Barda is made from fruit from a 20-year-old vineyard, and also receives fruit from the “Treinta y Dos” and “Cincuenta y Cinco” vineyards. The fruit was harvested by hand and no automated mechanization was used at any stage of the production process. The grapes were hand destemmed and sorted before moving to small cement tanks for maceration with occasional punch-downs to maximize extraction of color, fruit and tannins. The grapes were fermented with natural yeasts, and the wine was matured in oak barrels before bottling.
Wine & Spirits2017 vintage
Smooth with dusty berry, plum, caramel and spice aromas and flavors, this Pinot Noir culminates in a composed and satisfying finish.
Pairs well with roast beef, salmon, swordfish and pastas with meat or seafood sauces.
points of distinction
- A 100% biodynamic and 100% certified organic Pinot Noir
- Made with fruit from two extremely old vineyards, planted in 1932 and 1955
- No mechanization was used at any stage of the harvesting or winemaking process.
- Matured for 11 months in oak barrels, for great complexity
vineyard details +
Cincuenta y Cinco Vineyard
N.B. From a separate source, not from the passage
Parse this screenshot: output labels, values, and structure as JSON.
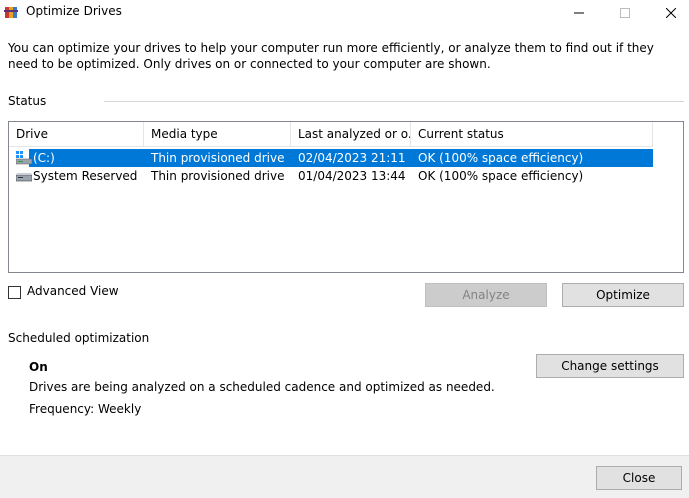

Purchased in 2006, the 1955 vineyard consists of vines planted in that year. These old vines, growing on their own rootstocks, produce reduced quantities of concentrated fruit.
Treinta y Dos Vineyard
This was the founding vineyard of Bodega Chacra, acquired in 2004, and consists of a plot of land still supporting vines planted in 1932. These vines produce tiny bunches of small, concentrated berries. Because of the arid climate in the Río Negro Valley, the root louse phylloxera fails to survive here, and the vines can grow on their own rootstocks, a condition believed to produce superior fruit.
about the grape +
In France, makes a silky, deceptively powerful wine of elegant, complex aromas and subtle, red fruit flavors, with earthy, floral, mushroom and mineral notes. In California, shows ripe, sweet characters.
– Piero Incisa della Rocchetta, Owner
“I wanted to make pure, authentic Pinot Noir with its own special character—and then I found these forgotten, old vines in Patagonia….”